Ancient Wonders of the Flooring World, Part Two
It is not often that flooring becomes a piece of history, but after you view these amazing examples of historic floor art, you will be struck by inspiration and wonder. So get comfortable, and enjoy part two of our journey through the Ancient Wonders of the Flooring World.
In part one we took a trip through Tibetan Sand Painting, The Pyramids of Giza, and the Mosque of the Taj Mahal.
If you missed part one you can find it by clicking the link: Ancient Wonders of the Flooring World, Part One
4. Ancient Roman Mosaics
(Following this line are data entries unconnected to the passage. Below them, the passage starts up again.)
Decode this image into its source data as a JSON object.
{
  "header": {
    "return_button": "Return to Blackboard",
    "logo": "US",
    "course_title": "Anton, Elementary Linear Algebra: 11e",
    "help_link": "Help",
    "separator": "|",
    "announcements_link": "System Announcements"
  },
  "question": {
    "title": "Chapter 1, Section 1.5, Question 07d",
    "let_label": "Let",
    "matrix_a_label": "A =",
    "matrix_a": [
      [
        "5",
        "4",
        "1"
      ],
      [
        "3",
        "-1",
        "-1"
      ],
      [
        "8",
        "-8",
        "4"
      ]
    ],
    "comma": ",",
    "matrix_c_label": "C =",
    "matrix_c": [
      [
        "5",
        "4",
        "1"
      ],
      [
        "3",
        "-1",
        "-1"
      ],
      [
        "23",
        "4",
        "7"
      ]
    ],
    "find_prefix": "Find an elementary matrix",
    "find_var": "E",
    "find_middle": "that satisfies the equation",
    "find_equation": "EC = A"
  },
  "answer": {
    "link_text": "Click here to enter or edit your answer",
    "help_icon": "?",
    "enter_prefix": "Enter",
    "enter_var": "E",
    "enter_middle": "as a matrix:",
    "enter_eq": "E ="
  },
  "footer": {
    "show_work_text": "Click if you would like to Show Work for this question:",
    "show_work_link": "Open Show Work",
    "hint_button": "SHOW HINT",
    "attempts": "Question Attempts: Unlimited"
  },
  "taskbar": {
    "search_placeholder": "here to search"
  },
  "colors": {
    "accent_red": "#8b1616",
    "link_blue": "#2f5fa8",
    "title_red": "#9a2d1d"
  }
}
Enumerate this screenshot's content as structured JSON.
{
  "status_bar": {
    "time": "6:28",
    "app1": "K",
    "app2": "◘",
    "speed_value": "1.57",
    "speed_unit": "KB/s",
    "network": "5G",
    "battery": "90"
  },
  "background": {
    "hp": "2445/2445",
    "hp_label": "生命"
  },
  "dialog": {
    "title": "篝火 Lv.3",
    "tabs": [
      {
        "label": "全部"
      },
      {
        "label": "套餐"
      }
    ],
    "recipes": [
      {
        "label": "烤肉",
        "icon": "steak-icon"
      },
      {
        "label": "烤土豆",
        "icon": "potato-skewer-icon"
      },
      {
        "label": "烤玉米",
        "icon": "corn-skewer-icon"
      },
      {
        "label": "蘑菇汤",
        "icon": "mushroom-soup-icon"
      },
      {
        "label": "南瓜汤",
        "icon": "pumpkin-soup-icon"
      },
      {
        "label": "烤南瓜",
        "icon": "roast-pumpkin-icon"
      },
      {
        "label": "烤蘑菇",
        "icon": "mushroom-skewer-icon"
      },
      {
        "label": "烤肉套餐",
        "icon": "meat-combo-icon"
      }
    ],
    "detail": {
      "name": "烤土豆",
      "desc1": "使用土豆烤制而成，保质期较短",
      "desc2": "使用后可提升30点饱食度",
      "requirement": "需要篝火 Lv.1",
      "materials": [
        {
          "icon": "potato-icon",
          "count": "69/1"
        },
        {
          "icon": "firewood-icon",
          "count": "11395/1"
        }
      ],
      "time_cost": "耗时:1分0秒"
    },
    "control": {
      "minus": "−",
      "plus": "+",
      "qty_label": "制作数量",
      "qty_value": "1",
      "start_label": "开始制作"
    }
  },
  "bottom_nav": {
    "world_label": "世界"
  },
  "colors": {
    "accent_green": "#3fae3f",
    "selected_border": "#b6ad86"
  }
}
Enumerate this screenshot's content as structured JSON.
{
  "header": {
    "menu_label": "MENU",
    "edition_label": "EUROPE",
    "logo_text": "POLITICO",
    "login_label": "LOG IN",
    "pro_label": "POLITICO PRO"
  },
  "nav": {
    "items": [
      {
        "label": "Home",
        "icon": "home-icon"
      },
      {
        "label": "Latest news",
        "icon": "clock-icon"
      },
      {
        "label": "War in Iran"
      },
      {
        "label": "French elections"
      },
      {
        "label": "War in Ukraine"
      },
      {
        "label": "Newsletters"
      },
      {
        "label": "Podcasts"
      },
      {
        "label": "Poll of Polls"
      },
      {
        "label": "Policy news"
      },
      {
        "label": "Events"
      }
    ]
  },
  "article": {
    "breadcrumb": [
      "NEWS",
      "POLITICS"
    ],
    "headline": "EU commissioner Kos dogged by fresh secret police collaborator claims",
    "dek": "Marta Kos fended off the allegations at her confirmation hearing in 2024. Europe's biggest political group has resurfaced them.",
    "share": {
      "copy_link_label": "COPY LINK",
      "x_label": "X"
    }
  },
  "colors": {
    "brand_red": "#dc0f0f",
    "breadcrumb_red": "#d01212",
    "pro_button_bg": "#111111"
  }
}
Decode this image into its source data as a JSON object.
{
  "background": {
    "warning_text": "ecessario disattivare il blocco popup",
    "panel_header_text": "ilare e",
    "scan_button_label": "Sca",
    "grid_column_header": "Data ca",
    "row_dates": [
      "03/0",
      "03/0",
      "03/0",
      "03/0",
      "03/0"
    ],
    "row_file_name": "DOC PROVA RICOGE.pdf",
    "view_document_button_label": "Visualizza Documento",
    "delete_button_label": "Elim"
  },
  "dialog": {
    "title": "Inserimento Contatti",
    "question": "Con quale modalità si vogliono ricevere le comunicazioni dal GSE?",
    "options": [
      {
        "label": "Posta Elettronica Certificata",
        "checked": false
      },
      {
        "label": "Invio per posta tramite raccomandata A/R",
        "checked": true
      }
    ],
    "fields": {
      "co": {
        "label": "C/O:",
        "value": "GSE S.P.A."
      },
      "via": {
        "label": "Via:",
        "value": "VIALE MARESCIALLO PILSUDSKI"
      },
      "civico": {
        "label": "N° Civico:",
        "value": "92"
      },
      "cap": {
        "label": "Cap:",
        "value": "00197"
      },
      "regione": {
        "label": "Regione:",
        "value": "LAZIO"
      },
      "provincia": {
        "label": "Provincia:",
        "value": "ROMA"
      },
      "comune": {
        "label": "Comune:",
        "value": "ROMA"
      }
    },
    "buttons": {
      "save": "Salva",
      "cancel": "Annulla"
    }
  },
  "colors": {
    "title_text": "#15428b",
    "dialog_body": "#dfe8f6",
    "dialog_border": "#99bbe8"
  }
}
Art is inspired by many things, romance, war, tragedy, politics, etc. When searching for the origin of mosaics, everything I found led me to ancient roman architecture. Rather than focusing on the building structure with its amazing stonework and remarkable columns, I want us all to imagine what would be beneath our feet if we were part of this time period. We would literally be walking on art!
The earliest examples of Roman floor mosaics date back to 2nd Century BC during the Republican period. These mosaic creations were found in both places of worship and domestic architecture. Ranging from personal depictions of family genealogy to Mythological gods and beasts, it is hard to imagine the time and creativity it took these early artisans to craft their amazing entries. These works of art were typically done in portrait style and outlined with linear and geometric patterns. Today, roman style mosaics are making a come back as borders and background pieces. They are truly a feast for the senses.
5. “Carpet of Wonder”
Although it is not the most ancient of flooring that we have talked about, it is definitely one of the most impressive. The “Carpet of Wonder” is one of the largest rugs in the world. It is located in the prayer hall of Sultan Qaboos Grand Mosque in Muscat, located in the Sultanate of Oman. The sheer size of this rug is an amazing feat of craftsmanship, Measuring a staggering 4,343 sq. meters in one solid piece. The tremendous amount of work to create this rug required four years of constant work. Over 600 workers put in an amazing 12 million hours to complete it. Now that my friends, is a carpet!
Persian rugs have been integrated into modern society as a luxurious floor covering, and people spend thousands of dollars on the high quality carpets. The first known existence of carpet was the Pazyryk carpet. It was discovered in an archaeological excavation in 1949, in the Altai Mountains of Siberia. Through radio carbon testing, it has been dated at 5th Century BC, however the advanced weaving techniques used in creating this carpet suggest that the craft of weaving carpet is much older than it is.
6. The Palace of Versailles
The Palace of Versailles is now a national French landmark, once known for its French royal residents and the center of the government. King Louis XIV and Marie Antionette were some of the famous residents to grace this palace. The Palace was a visual representation of the power and sophistication of the French government.
After the French revolution this amazing feat of architecture was almost reduced to ruins. Its original construction took place over many years under the watchful eyes of the courts. The first building was originally a hunting lodge, but over time it grew into the massive palace that it is known for being. More than 36,000 workers were involved in the project, and when the building was completed it could accommodate up to 5,000 people, including servants. About 14,000 soldiers and servants were quartered in annexes and in the nearby town. During the Seven Year War France lost most of its overseas treasure and assets to Great Britain. The resulting economic damage almost destroyed the monarchy. If you would like to learn more about the Palace of Versailles please click here to visit the official website.
I hope that you enjoyed this journey through ancient and historic wonders of flooring and architecture and if there are any ancient floors that you would like to know a little more about feel free to post a comment and I will be sure to do a write up on it. Until next time, Happy Flooring Everyone!